The new take on the rules is like the 2015 version and will probably be challenged in court again.

So, what’s next? In short, legal challenges long before this will ever take effect. Already a growing number of Internet providers have stated they will fight net neutrality.

“The FCC’s proposal to reinstate Title II regulation of broadband is not only misguided—it is a missed opportunity,” said Grant Spellmeyer, CEO of ACA Connects, a trade group made up of smaller cable and Internet providers. “We should be working together to improve broadband access and adoption for all Americans, not relitigating the regulatory battles of the past.” 

What does this mean for cord cutting? In short, you likely won’t see any changes anytime soon even if the FCC wins the court cases and these rules take effect. The real change is the FCC will now take a larger role in regulating Internet providers.

I'm more of a 10th Amendment kinda guy:

The powers not delegated to the United States by the Constitution, nor prohibited by it to the States, are reserved to the States respectively, or to the people.

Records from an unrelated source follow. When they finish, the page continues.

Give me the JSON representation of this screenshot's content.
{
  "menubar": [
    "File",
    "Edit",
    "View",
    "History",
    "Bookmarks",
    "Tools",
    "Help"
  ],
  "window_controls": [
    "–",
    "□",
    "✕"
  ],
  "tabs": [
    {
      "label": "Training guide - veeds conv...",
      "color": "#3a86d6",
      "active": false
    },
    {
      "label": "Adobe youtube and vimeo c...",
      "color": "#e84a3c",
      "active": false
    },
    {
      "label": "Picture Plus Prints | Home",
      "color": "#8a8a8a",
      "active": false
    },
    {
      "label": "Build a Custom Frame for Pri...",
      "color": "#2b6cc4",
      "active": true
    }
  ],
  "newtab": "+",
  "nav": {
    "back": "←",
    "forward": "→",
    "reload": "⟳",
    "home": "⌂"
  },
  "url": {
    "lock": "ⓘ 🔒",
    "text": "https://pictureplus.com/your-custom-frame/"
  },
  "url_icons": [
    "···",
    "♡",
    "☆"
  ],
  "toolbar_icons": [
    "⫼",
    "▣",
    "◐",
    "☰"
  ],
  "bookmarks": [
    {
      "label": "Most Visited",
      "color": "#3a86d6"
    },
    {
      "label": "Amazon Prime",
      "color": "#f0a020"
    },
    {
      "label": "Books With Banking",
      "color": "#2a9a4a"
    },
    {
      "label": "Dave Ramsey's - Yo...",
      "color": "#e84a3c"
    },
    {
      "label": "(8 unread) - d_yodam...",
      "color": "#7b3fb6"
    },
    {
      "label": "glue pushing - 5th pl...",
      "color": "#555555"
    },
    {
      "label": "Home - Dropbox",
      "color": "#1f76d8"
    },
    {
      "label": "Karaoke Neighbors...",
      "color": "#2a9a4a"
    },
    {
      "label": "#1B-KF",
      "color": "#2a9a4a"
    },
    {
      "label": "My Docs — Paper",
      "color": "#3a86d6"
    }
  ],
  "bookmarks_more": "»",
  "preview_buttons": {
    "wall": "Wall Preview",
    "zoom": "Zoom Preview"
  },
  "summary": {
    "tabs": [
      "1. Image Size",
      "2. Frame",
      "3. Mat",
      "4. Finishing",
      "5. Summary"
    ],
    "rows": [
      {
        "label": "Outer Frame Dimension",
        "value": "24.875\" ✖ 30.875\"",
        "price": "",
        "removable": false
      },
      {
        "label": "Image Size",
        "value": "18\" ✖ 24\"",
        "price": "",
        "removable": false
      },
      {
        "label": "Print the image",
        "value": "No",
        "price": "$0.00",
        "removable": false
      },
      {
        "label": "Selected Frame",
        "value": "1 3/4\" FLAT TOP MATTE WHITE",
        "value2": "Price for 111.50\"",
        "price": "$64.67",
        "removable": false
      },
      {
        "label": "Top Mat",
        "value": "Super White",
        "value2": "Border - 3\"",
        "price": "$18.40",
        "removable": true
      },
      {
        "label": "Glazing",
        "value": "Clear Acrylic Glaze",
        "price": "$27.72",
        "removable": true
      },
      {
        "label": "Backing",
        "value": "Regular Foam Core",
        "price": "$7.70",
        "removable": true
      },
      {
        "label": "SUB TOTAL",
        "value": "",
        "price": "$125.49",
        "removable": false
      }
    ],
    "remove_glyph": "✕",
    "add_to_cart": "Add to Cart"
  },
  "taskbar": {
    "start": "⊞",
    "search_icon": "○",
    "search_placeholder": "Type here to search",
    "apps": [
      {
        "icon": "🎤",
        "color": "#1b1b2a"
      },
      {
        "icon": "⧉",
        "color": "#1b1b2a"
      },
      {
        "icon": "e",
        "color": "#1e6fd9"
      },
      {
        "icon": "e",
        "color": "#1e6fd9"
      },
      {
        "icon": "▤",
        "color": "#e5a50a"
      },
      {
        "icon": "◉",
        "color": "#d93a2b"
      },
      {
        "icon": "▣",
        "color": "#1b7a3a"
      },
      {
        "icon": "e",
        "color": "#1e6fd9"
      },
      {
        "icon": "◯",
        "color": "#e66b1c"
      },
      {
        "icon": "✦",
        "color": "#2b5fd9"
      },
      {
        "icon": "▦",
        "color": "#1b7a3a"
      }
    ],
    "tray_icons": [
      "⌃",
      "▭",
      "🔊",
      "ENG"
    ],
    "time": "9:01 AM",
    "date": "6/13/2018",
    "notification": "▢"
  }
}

I don't feel the federal government should be involved. Federal involvement is overreach in my mind. My Streaming Life doesn't need more federal government involvement.